(Given data begins)

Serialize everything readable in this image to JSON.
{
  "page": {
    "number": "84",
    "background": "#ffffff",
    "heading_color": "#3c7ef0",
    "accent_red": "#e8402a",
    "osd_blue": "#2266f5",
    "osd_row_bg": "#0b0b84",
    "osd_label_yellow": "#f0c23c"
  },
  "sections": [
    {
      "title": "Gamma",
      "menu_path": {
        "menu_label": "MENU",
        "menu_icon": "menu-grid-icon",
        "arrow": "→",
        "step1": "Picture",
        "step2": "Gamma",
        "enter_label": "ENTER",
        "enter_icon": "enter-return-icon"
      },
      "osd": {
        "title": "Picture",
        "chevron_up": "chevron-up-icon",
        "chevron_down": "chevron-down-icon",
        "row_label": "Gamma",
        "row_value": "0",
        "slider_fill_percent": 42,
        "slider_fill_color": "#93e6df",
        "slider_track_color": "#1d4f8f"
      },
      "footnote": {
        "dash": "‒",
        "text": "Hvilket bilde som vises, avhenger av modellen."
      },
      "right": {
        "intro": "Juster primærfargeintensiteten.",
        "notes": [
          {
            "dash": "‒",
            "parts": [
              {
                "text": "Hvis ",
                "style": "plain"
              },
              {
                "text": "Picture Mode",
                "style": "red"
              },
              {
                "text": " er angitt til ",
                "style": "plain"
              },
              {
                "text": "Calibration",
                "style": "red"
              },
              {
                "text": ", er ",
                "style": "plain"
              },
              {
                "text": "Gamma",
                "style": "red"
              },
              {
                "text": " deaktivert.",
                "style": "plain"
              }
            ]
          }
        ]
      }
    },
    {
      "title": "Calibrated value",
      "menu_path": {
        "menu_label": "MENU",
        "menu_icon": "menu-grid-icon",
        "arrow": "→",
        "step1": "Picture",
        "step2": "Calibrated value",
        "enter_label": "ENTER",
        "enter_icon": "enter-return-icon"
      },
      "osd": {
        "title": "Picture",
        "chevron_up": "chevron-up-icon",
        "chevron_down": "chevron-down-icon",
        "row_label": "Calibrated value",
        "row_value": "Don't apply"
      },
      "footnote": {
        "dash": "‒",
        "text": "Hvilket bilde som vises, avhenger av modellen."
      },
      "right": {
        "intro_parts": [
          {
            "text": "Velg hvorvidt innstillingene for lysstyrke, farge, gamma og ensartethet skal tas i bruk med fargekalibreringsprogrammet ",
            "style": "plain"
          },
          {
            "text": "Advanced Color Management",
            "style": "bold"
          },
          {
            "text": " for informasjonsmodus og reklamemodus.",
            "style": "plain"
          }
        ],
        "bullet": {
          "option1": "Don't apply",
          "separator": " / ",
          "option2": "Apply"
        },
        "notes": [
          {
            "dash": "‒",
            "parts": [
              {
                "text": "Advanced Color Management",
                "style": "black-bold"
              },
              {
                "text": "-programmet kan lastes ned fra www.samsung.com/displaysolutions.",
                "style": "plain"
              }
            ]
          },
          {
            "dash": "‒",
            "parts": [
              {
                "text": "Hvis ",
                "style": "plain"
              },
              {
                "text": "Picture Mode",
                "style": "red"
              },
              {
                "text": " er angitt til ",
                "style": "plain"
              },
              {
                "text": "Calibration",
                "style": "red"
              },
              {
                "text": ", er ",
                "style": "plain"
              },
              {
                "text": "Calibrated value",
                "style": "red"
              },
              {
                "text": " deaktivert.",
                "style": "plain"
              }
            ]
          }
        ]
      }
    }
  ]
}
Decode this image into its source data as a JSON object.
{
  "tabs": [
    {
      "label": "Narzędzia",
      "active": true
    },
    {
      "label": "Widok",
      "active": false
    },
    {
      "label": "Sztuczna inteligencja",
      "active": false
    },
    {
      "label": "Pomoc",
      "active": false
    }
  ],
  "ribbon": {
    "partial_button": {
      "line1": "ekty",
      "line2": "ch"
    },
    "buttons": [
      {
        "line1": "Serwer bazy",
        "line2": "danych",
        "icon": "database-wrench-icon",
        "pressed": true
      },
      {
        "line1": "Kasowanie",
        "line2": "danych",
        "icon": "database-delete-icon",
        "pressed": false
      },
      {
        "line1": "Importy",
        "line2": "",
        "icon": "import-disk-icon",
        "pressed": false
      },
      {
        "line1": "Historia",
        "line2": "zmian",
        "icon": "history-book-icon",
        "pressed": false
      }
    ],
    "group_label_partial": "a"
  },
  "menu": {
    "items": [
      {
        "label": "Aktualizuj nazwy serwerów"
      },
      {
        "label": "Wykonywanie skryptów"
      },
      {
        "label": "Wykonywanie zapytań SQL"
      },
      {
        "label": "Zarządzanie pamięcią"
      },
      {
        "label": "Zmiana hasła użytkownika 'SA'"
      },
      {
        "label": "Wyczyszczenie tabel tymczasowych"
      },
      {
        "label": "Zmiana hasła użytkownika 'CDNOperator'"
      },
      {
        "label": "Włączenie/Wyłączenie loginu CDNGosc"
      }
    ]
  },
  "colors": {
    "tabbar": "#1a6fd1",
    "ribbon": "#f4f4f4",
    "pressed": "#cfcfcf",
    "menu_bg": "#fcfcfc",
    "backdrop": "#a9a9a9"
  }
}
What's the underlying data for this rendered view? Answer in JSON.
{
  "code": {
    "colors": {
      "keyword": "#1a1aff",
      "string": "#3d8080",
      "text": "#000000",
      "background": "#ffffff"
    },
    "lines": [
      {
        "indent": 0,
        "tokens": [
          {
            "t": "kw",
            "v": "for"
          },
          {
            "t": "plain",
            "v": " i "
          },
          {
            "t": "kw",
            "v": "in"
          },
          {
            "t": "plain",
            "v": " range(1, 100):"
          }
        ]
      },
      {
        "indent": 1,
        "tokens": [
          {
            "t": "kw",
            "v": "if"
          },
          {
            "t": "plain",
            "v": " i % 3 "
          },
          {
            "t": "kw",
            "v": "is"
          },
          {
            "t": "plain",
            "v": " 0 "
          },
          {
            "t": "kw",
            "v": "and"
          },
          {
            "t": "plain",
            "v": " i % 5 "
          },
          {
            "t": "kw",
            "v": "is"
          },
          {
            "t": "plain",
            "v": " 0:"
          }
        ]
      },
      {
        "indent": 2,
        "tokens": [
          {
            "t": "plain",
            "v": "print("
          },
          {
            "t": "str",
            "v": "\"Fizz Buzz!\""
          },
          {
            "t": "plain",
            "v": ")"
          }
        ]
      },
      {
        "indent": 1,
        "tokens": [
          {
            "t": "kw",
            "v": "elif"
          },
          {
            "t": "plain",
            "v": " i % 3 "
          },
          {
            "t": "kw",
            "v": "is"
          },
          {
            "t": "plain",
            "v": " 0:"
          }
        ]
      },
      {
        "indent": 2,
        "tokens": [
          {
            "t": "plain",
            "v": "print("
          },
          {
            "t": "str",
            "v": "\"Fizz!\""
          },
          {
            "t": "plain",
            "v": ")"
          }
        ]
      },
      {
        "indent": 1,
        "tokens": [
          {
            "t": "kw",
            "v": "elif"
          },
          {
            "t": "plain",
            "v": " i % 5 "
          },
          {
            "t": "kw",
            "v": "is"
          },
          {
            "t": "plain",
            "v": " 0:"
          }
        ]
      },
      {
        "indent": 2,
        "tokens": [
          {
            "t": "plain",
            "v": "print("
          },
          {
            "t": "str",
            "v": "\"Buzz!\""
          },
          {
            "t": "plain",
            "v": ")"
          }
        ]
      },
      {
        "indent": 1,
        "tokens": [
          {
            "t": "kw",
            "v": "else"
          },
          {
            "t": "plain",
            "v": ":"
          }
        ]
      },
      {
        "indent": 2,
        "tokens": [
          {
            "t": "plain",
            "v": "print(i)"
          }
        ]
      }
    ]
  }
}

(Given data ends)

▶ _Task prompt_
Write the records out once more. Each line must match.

▶ _Output below_
Serialize everything readable in this image to JSON.
{
  "page": {
    "number": "84",
    "background": "#ffffff",
    "heading_color": "#3c7ef0",
    "accent_red": "#e8402a",
    "osd_blue": "#2266f5",
    "osd_row_bg": "#0b0b84",
    "osd_label_yellow": "#f0c23c"
  },
  "sections": [
    {
      "title": "Gamma",
      "menu_path": {
        "menu_label": "MENU",
        "menu_icon": "menu-grid-icon",
        "arrow": "→",
        "step1": "Picture",
        "step2": "Gamma",
        "enter_label": "ENTER",
        "enter_icon": "enter-return-icon"
      },
      "osd": {
        "title": "Picture",
        "chevron_up": "chevron-up-icon",
        "chevron_down": "chevron-down-icon",
        "row_label": "Gamma",
        "row_value": "0",
        "slider_fill_percent": 42,
        "slider_fill_color": "#93e6df",
        "slider_track_color": "#1d4f8f"
      },
      "footnote": {
        "dash": "‒",
        "text": "Hvilket bilde som vises, avhenger av modellen."
      },
      "right": {
        "intro": "Juster primærfargeintensiteten.",
        "notes": [
          {
            "dash": "‒",
            "parts": [
              {
                "text": "Hvis ",
                "style": "plain"
              },
              {
                "text": "Picture Mode",
                "style": "red"
              },
              {
                "text": " er angitt til ",
                "style": "plain"
              },
              {
                "text": "Calibration",
                "style": "red"
              },
              {
                "text": ", er ",
                "style": "plain"
              },
              {
                "text": "Gamma",
                "style": "red"
              },
              {
                "text": " deaktivert.",
                "style": "plain"
              }
            ]
          }
        ]
      }
    },
    {
      "title": "Calibrated value",
      "menu_path": {
        "menu_label": "MENU",
        "menu_icon": "menu-grid-icon",
        "arrow": "→",
        "step1": "Picture",
        "step2": "Calibrated value",
        "enter_label": "ENTER",
        "enter_icon": "enter-return-icon"
      },
      "osd": {
        "title": "Picture",
        "chevron_up": "chevron-up-icon",
        "chevron_down": "chevron-down-icon",
        "row_label": "Calibrated value",
        "row_value": "Don't apply"
      },
      "footnote": {
        "dash": "‒",
        "text": "Hvilket bilde som vises, avhenger av modellen."
      },
      "right": {
        "intro_parts": [
          {
            "text": "Velg hvorvidt innstillingene for lysstyrke, farge, gamma og ensartethet skal tas i bruk med fargekalibreringsprogrammet ",
            "style": "plain"
          },
          {
            "text": "Advanced Color Management",
            "style": "bold"
          },
          {
            "text": " for informasjonsmodus og reklamemodus.",
            "style": "plain"
          }
        ],
        "bullet": {
          "option1": "Don't apply",
          "separator": " / ",
          "option2": "Apply"
        },
        "notes": [
          {
            "dash": "‒",
            "parts": [
              {
                "text": "Advanced Color Management",
                "style": "black-bold"
              },
              {
                "text": "-programmet kan lastes ned fra www.samsung.com/displaysolutions.",
                "style": "plain"
              }
            ]
          },
          {
            "dash": "‒",
            "parts": [
              {
                "text": "Hvis ",
                "style": "plain"
              },
              {
                "text": "Picture Mode",
                "style": "red"
              },
              {
                "text": " er angitt til ",
                "style": "plain"
              },
              {
                "text": "Calibration",
                "style": "red"
              },
              {
                "text": ", er ",
                "style": "plain"
              },
              {
                "text": "Calibrated value",
                "style": "red"
              },
              {
                "text": " deaktivert.",
                "style": "plain"
              }
            ]
          }
        ]
      }
    }
  ]
}
Decode this image into its source data as a JSON object.
{
  "tabs": [
    {
      "label": "Narzędzia",
      "active": true
    },
    {
      "label": "Widok",
      "active": false
    },
    {
      "label": "Sztuczna inteligencja",
      "active": false
    },
    {
      "label": "Pomoc",
      "active": false
    }
  ],
  "ribbon": {
    "partial_button": {
      "line1": "ekty",
      "line2": "ch"
    },
    "buttons": [
      {
        "line1": "Serwer bazy",
        "line2": "danych",
        "icon": "database-wrench-icon",
        "pressed": true
      },
      {
        "line1": "Kasowanie",
        "line2": "danych",
        "icon": "database-delete-icon",
        "pressed": false
      },
      {
        "line1": "Importy",
        "line2": "",
        "icon": "import-disk-icon",
        "pressed": false
      },
      {
        "line1": "Historia",
        "line2": "zmian",
        "icon": "history-book-icon",
        "pressed": false
      }
    ],
    "group_label_partial": "a"
  },
  "menu": {
    "items": [
      {
        "label": "Aktualizuj nazwy serwerów"
      },
      {
        "label": "Wykonywanie skryptów"
      },
      {
        "label": "Wykonywanie zapytań SQL"
      },
      {
        "label": "Zarządzanie pamięcią"
      },
      {
        "label": "Zmiana hasła użytkownika 'SA'"
      },
      {
        "label": "Wyczyszczenie tabel tymczasowych"
      },
      {
        "label": "Zmiana hasła użytkownika 'CDNOperator'"
      },
      {
        "label": "Włączenie/Wyłączenie loginu CDNGosc"
      }
    ]
  },
  "colors": {
    "tabbar": "#1a6fd1",
    "ribbon": "#f4f4f4",
    "pressed": "#cfcfcf",
    "menu_bg": "#fcfcfc",
    "backdrop": "#a9a9a9"
  }
}
What's the underlying data for this rendered view? Answer in JSON.
{
  "code": {
    "colors": {
      "keyword": "#1a1aff",
      "string": "#3d8080",
      "text": "#000000",
      "background": "#ffffff"
    },
    "lines": [
      {
        "indent": 0,
        "tokens": [
          {
            "t": "kw",
            "v": "for"
          },
          {
            "t": "plain",
            "v": " i "
          },
          {
            "t": "kw",
            "v": "in"
          },
          {
            "t": "plain",
            "v": " range(1, 100):"
          }
        ]
      },
      {
        "indent": 1,
        "tokens": [
          {
            "t": "kw",
            "v": "if"
          },
          {
            "t": "plain",
            "v": " i % 3 "
          },
          {
            "t": "kw",
            "v": "is"
          },
          {
            "t": "plain",
            "v": " 0 "
          },
          {
            "t": "kw",
            "v": "and"
          },
          {
            "t": "plain",
            "v": " i % 5 "
          },
          {
            "t": "kw",
            "v": "is"
          },
          {
            "t": "plain",
            "v": " 0:"
          }
        ]
      },
      {
        "indent": 2,
        "tokens": [
          {
            "t": "plain",
            "v": "print("
          },
          {
            "t": "str",
            "v": "\"Fizz Buzz!\""
          },
          {
            "t": "plain",
            "v": ")"
          }
        ]
      },
      {
        "indent": 1,
        "tokens": [
          {
            "t": "kw",
            "v": "elif"
          },
          {
            "t": "plain",
            "v": " i % 3 "
          },
          {
            "t": "kw",
            "v": "is"
          },
          {
            "t": "plain",
            "v": " 0:"
          }
        ]
      },
      {
        "indent": 2,
        "tokens": [
          {
            "t": "plain",
            "v": "print("
          },
          {
            "t": "str",
            "v": "\"Fizz!\""
          },
          {
            "t": "plain",
            "v": ")"
          }
        ]
      },
      {
        "indent": 1,
        "tokens": [
          {
            "t": "kw",
            "v": "elif"
          },
          {
            "t": "plain",
            "v": " i % 5 "
          },
          {
            "t": "kw",
            "v": "is"
          },
          {
            "t": "plain",
            "v": " 0:"
          }
        ]
      },
      {
        "indent": 2,
        "tokens": [
          {
            "t": "plain",
            "v": "print("
          },
          {
            "t": "str",
            "v": "\"Buzz!\""
          },
          {
            "t": "plain",
            "v": ")"
          }
        ]
      },
      {
        "indent": 1,
        "tokens": [
          {
            "t": "kw",
            "v": "else"
          },
          {
            "t": "plain",
            "v": ":"
          }
        ]
      },
      {
        "indent": 2,
        "tokens": [
          {
            "t": "plain",
            "v": "print(i)"
          }
        ]
      }
    ]
  }
}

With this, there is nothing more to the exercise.